By utilizing GPON systems in FTTx deployments, service providers can optimize the use of optical fiber, reduce the need for active electronics at every connection point, and effectively deliver high-speed broadband services to a larger user base. The combination also ensures that the benefits of GPON, such as scalability, reliability, and cost-efficiency, are fully leveraged in FTTx networks.
In an era where digital connectivity is a necessity rather than a luxury, technologies like GPON Systems and FTTx Technology architecture have emerged as transformative forces. GPON’s innovative use of passive optical components and FTTx’s deployment of fiber closer to end-users have collectively redefined the broadband landscape. Together, they offer not only high-speed connections but also scalability, reliability, and cost-effectiveness, shaping the way we access and experience the digital world.
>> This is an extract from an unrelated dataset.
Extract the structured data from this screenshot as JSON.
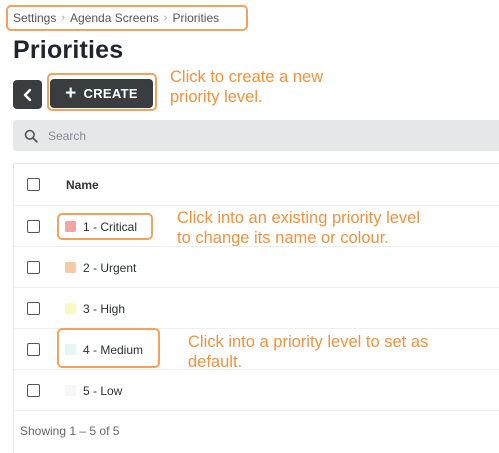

As technology continues to advance, the synergy between GPON Systems and FTTx Technology is poised to play a pivotal role in meeting the ever-growing demand for faster and more reliable broadband connectivity.